[Component data from apps and pages]
++++
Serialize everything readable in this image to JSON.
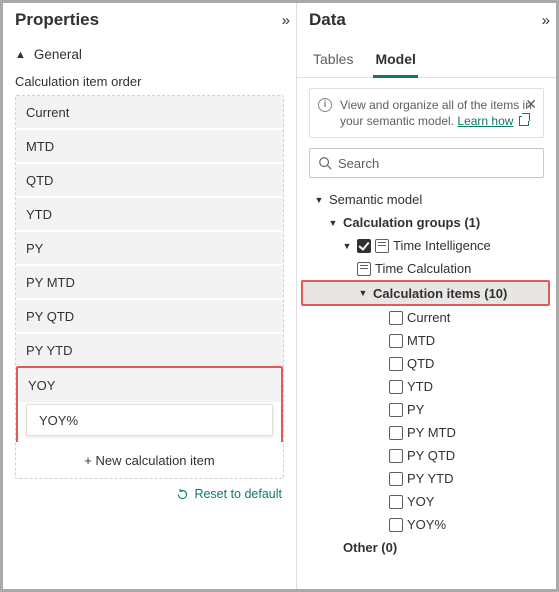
{
  "left": {
    "title": "Properties",
    "general_label": "General",
    "field_label": "Calculation item order",
    "items": [
      "Current",
      "MTD",
      "QTD",
      "YTD",
      "PY",
      "PY MTD",
      "PY QTD",
      "PY YTD",
      "YOY"
    ],
    "editing_value": "YOY%",
    "new_item_label": "+ New calculation item",
    "reset_label": "Reset to default"
  },
  "right": {
    "title": "Data",
    "tabs": {
      "tables": "Tables",
      "model": "Model"
    },
    "banner": {
      "text": "View and organize all of the items in your semantic model. ",
      "link": "Learn how"
    },
    "search_placeholder": "Search",
    "tree": {
      "root": "Semantic model",
      "calc_groups": "Calculation groups (1)",
      "time_intel": "Time Intelligence",
      "time_calc": "Time Calculation",
      "calc_items": "Calculation items (10)",
      "items": [
        "Current",
        "MTD",
        "QTD",
        "YTD",
        "PY",
        "PY MTD",
        "PY QTD",
        "PY YTD",
        "YOY",
        "YOY%"
      ],
      "other": "Other (0)"
    }
  }
}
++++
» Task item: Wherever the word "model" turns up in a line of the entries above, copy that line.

» Completed task:
      "model": "Model"
      "text": "View and organize all of the items in your semantic model. ",
      "root": "Semantic model",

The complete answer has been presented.